Nelson introduced Worth and Adair to Susie Benally, 26, a skilled Pine Springs weaver. After that, although they had fulfilled their student quota, the students explained that the group was unbalanced: they needed an equal number of women and men.
And so, Nelson introduced Worth and Adair to Mary Jane Tsosie (21) and her sister Maxine (17). They were the daughters of local chapter chairman Juan Tsosie, and granddaughters of Sam Yazzie, a celebrated medicine man. It seems that the sisters were interested in the opportunity to learn about film and also hoped receive school credit. Worth saw an additional benefit in having the project associated with powerful men in the community.
It seems that Mary Jane was interested in recieving school credit for her participation in the project. Worth wrote,

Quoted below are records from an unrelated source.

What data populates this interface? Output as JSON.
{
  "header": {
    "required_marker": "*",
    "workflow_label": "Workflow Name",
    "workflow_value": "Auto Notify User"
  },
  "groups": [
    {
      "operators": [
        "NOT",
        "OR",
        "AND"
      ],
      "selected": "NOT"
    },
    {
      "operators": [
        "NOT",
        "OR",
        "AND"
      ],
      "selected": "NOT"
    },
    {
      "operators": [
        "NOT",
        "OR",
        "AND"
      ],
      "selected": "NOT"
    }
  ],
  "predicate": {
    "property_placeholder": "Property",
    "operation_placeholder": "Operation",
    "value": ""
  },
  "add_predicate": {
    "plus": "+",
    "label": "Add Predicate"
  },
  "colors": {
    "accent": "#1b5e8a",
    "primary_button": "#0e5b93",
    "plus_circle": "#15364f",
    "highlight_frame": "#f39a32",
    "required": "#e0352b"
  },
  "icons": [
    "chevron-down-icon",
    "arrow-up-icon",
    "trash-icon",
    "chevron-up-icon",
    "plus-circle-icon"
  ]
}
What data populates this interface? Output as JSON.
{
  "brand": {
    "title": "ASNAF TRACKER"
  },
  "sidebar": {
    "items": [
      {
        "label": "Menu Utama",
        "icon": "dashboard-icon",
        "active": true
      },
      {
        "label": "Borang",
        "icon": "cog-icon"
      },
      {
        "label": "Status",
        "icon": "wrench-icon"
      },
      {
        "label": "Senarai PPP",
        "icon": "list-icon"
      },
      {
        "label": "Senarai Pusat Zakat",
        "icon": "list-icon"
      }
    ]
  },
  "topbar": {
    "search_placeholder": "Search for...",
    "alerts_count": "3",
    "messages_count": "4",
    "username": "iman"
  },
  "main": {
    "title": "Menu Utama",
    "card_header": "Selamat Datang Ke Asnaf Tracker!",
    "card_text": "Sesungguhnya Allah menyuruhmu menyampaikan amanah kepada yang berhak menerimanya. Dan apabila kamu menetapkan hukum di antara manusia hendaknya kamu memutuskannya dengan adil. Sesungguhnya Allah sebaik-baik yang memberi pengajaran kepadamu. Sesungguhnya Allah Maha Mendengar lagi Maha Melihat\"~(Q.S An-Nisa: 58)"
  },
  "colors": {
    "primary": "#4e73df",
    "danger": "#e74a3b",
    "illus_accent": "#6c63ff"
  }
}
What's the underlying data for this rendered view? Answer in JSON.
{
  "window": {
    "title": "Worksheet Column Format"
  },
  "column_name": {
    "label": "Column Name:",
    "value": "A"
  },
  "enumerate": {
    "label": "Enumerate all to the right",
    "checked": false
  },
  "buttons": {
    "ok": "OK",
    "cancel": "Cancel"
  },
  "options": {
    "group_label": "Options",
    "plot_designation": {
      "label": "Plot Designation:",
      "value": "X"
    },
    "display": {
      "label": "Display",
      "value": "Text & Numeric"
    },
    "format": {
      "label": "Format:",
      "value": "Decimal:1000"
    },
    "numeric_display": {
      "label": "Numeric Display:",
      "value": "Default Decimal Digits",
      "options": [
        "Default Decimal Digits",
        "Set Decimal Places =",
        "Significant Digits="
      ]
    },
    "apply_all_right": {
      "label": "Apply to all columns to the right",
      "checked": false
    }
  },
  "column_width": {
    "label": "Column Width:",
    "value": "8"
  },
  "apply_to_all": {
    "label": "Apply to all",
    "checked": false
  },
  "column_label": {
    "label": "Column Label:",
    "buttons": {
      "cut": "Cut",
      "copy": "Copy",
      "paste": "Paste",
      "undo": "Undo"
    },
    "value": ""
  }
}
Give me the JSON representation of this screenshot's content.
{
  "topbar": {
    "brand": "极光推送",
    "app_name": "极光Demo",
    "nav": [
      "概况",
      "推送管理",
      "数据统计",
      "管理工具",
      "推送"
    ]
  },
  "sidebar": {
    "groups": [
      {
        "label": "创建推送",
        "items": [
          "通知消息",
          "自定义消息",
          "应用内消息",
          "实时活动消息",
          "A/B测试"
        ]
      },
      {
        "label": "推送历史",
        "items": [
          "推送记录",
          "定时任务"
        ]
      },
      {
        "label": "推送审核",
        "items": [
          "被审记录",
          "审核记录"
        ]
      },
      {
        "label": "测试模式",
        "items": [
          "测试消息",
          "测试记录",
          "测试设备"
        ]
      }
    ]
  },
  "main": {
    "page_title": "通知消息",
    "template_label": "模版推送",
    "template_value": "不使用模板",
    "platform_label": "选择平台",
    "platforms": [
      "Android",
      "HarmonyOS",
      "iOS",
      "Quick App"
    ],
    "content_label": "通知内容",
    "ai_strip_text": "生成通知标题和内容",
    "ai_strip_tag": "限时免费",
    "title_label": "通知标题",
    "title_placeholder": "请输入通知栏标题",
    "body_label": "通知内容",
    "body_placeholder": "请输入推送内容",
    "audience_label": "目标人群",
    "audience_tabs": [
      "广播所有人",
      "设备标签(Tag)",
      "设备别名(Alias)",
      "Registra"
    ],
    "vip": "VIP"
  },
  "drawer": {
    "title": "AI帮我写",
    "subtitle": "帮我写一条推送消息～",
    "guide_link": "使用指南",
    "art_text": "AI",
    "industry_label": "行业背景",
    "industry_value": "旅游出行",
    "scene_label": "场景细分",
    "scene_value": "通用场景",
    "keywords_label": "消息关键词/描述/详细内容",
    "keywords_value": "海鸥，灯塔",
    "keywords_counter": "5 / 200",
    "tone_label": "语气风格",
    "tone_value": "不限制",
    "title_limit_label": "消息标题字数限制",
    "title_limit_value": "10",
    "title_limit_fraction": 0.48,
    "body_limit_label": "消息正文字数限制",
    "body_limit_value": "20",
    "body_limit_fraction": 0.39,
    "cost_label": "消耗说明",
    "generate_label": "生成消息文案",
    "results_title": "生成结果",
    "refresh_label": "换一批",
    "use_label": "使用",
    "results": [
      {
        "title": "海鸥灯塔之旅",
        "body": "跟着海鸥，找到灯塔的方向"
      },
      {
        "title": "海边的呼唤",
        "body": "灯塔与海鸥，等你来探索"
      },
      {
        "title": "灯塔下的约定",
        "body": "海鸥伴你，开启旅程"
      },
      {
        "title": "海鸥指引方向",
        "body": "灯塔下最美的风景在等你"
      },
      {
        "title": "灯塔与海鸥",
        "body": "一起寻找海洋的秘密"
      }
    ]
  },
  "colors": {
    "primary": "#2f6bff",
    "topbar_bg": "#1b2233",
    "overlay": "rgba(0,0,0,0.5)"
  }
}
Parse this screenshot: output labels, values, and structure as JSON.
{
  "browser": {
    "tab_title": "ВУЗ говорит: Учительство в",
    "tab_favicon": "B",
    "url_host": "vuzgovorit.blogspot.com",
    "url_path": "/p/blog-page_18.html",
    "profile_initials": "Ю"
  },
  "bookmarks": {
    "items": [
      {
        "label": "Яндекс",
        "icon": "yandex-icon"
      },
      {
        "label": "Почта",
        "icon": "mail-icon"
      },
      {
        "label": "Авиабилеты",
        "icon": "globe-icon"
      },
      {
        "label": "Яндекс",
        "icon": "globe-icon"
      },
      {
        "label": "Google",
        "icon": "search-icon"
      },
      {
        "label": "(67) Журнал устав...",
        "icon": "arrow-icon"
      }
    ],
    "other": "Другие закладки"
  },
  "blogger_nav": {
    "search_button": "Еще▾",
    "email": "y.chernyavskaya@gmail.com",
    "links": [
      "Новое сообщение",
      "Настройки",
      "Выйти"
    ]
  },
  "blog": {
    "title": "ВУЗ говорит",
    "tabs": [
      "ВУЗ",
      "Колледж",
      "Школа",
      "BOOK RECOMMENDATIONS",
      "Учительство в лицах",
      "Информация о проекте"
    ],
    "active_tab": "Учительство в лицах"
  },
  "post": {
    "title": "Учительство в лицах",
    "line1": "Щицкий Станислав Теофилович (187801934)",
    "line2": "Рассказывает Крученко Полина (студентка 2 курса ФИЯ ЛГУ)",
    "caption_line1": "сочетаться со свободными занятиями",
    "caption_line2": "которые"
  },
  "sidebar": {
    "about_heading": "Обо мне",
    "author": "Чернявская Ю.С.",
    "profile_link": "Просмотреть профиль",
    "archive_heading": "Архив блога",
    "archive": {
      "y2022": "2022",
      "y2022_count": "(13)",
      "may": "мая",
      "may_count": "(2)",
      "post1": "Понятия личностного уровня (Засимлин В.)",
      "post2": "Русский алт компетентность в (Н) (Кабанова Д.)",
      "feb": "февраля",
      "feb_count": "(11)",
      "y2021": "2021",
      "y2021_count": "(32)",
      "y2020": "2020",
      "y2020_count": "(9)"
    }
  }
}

[Mary Jane] came over again later, “are we going to get school credit for what we are doing?” I said, I would try but it depended on what she did (10).
According to Chalfen, Maxine may have had similar expectations,
…it was later learned that Juan Tsosie wants Maxine to go to school this summer, to get credit in some way towards her education. S.W. said that he’d be glad to write a letter and possibly a grade to any academic institution she wanted; the concern of Juan seemed not to be about the money paid Maxine – here the value of knowledge supersedes a money value (11).
Worth restated his willingness to award academic credit to the Tsosie sisters in his letter to them after the project had ended (12).
Another clue to Mary Jane’s motivations for participating in the project can be found in a letter she wrote to one of her sisters,
I have been working for a week now with Maxine at Pine Springs. We are having a good time with the camera, what we are doing is taking pictures of anything you want. Now I can get my sewing machine. Which I am glad. Maybe I should get the dishes I don’t know yet which I want to take (13).